[Exercise details] Return every line below in which "craft" appears.
=====
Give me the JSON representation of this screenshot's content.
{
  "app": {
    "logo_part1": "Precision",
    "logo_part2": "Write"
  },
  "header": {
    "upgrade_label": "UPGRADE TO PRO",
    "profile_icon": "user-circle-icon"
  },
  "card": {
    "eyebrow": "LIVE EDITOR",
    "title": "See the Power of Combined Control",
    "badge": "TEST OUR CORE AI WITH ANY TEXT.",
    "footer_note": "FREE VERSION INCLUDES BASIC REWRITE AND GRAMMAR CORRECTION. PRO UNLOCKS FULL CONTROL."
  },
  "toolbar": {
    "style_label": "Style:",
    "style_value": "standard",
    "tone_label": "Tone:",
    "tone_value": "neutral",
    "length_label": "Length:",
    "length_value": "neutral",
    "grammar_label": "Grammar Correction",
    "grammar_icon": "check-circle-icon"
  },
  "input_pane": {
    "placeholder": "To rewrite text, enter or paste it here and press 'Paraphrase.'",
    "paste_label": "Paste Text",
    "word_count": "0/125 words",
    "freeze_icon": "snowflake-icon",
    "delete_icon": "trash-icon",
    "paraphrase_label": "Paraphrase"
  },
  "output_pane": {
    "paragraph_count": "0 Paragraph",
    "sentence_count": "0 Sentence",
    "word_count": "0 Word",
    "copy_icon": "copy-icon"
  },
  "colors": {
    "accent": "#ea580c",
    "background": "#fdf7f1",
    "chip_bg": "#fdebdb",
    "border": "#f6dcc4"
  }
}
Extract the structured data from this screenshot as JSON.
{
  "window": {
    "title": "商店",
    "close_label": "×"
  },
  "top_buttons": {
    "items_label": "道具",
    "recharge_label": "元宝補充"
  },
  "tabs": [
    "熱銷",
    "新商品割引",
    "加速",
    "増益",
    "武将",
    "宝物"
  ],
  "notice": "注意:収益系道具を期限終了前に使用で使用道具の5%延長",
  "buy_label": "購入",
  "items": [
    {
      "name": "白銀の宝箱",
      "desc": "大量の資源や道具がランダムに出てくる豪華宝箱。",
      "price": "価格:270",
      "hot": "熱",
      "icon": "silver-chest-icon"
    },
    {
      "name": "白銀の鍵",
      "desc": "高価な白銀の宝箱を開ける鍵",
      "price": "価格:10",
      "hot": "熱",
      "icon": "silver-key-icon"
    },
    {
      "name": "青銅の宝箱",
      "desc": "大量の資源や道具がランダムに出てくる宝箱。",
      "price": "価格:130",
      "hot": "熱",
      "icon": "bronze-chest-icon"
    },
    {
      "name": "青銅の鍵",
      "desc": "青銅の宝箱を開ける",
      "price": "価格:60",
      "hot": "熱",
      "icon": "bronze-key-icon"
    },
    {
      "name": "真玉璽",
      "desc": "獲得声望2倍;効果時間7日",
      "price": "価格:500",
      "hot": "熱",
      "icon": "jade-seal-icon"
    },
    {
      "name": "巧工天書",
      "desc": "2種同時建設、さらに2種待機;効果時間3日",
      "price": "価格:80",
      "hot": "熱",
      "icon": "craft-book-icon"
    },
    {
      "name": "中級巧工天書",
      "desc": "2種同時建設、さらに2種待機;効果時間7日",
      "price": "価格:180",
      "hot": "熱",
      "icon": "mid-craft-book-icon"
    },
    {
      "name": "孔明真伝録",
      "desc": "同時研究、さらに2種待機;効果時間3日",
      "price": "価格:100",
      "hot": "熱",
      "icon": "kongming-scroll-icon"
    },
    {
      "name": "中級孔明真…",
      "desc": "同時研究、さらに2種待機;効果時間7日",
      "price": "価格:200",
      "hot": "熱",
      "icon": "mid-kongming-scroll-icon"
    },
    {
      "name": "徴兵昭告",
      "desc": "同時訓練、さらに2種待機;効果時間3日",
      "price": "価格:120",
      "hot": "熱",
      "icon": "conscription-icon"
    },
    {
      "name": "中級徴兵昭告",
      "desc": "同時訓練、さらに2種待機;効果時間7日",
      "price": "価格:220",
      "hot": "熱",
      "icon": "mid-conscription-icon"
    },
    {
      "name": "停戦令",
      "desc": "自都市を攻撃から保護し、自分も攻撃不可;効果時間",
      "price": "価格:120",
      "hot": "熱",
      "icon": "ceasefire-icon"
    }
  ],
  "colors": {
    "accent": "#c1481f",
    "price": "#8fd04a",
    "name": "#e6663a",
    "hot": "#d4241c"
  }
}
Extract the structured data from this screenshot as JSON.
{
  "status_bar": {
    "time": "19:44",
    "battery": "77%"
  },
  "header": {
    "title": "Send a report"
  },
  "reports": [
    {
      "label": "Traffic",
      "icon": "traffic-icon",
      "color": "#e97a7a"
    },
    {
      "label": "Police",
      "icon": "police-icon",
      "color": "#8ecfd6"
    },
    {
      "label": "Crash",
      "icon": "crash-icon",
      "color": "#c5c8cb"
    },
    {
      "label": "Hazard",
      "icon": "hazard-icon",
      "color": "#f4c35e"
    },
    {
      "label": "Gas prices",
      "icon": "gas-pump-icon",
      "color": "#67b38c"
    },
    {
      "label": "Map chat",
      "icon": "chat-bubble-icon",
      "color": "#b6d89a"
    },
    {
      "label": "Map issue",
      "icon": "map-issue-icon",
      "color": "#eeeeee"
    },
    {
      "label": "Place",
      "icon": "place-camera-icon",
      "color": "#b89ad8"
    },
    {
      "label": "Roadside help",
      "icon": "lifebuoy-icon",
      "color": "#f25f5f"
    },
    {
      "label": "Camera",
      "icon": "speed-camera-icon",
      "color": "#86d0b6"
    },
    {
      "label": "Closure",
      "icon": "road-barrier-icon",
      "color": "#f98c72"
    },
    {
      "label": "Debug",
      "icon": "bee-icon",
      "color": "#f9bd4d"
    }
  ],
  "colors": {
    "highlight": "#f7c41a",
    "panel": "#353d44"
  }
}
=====
[Written answer]
      "icon": "craft-book-icon"
      "icon": "mid-craft-book-icon"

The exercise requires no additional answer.